Undergraduates who participated in a faculty-mentored research project were able to showcase their work at the event. The programs allow faculty members to get involved with undergraduates in their research and artistry. It allows students to work with faculty on expanding their field of knowledge. The event was from 9 a.m. until 3 p.m. in the Holmes Student Center in Duke Ellington Ballroom.

It’s the fourth annual Undergraduate Research and Artistry Day, said Julia Spears, Director of Student Engagement and Experiential Learning.

“This event started after the Great Journeys Strategic Plan,” Spears said. “We thought it would be nice to have all undergraduate students come together.”

The Great Journeys Strategic Plan was proposed by NIU President John Peters in 2007 to improve academic success for students. The annual event is important for undergraduates, Spears said.

“For one, it provides NIU undergraduates with presentation skills they are going to need once they exceed to become graduate,” Spears said. “Two, as for the 2020 vision of becoming a student-centered public research university, this can also help bring students together.”

Rachel Tripodi, assistant director of Student Engagement and Experiential Learning, was assisting students at the event.

“This is important for the DeKalb and Sycamore community,” Tripodi said. “Just to let people know that student research is being conducted by undergraduates.” As participants showed off their research in various topics, judges took the floor to see what the undergraduates conducted over the year.

“It’s very enjoyable,” said Mandy Wescott, second-year judge of the Undergraduate Research and Artistry Day. “All the research is so interesting and well conducted that it is hard to conduct a winner.”

Wescott said what each judge was looking for in each participant.

“We have criteria that are laid out,” Wescott said. “Clear presentation is one of them. Is the poster clear and is the explanation clear so that others could understand? Is it original? I also look for if they have a next step such as what is going to happen next after the problem is proposed.”

Participants were dressed business casual with their research boards waiting patiently to present their projects to those who stop by their spaces.

“Basically we are trying to see what the role of p62 is in cellular ‘garbage’ collection and disposal,” said biology major Kelsie Allen. “In other words for brain cancer…. We are trying to figure out ways you can better treat this deadly brain cancer. They have a low life expectancy within this [time], so we want to give them better quality of life.”

Allen said it took her a year to gather her research and put things together. Psychology major Tiffani Scott conducted her student research through improving memory for historical text.

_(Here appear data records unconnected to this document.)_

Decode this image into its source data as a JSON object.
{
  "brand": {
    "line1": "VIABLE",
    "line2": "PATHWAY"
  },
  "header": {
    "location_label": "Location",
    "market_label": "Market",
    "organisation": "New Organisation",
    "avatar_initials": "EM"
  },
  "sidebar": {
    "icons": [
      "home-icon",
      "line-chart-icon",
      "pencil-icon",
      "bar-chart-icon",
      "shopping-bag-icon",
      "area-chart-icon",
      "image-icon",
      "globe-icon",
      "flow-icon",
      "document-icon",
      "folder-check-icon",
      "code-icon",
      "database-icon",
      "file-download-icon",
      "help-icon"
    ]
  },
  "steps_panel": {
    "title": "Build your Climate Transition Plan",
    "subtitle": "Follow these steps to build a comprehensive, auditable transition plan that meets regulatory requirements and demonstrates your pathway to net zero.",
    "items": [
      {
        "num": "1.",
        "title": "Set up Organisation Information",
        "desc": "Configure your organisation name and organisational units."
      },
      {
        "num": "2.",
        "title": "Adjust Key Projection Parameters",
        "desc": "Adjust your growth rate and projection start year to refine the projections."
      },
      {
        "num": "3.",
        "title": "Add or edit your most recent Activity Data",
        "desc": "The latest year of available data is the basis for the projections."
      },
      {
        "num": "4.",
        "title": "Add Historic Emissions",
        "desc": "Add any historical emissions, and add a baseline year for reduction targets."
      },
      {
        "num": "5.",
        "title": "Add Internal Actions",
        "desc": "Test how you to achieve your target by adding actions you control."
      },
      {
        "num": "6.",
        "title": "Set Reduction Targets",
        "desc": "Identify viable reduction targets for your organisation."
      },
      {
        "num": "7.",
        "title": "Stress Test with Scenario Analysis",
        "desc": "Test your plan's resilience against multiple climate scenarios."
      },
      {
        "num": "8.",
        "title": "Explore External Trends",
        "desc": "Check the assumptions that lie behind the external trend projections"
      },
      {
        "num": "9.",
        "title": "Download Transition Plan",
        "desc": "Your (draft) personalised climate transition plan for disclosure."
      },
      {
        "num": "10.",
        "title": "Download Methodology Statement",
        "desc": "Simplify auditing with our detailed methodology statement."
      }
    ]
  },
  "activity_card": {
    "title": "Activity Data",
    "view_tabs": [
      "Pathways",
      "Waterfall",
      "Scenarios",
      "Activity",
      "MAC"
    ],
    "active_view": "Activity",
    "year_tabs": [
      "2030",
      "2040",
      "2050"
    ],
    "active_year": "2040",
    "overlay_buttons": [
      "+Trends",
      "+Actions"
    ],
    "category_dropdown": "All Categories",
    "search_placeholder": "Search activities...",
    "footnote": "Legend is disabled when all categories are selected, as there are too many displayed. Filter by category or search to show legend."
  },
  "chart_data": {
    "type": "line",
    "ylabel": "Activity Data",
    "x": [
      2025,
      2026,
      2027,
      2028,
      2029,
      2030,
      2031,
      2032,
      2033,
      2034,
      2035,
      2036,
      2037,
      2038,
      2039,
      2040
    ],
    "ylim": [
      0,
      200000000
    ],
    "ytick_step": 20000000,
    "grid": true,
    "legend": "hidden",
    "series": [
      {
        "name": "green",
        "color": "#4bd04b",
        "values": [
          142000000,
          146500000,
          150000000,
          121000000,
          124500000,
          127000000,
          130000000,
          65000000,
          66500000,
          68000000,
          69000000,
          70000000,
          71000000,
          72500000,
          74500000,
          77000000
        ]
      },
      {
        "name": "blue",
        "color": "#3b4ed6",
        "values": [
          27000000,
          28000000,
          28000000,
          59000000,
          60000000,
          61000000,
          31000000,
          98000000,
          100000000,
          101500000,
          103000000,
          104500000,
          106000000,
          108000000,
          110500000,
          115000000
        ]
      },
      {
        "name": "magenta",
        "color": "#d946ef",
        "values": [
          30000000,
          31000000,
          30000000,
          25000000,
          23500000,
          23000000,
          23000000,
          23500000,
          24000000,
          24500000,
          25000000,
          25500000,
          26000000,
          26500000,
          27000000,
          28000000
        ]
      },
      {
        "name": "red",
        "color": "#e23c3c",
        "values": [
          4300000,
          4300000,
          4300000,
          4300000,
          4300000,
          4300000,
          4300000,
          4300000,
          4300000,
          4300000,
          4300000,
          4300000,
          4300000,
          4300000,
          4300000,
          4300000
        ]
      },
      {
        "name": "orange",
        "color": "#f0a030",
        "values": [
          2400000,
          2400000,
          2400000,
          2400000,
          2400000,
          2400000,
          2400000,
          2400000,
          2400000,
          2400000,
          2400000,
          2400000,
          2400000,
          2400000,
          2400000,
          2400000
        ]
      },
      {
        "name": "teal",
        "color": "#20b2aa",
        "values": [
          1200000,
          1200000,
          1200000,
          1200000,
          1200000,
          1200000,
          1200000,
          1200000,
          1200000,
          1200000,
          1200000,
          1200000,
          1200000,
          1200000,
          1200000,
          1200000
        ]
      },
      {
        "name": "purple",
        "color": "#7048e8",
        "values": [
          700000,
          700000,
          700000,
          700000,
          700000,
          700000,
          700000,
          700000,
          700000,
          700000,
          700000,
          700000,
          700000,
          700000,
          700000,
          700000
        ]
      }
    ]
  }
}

“My research is mainly from how different reading tasks and writing affect the learning of history,” Scott said. “It can help teachers realize what to give students being that history is a hard subject to grasp.”

There were many participants and many issues presented through research in this year’s event, Spears said.

“Research is the creation of new knowledge,” Spears said. “There are no limits.”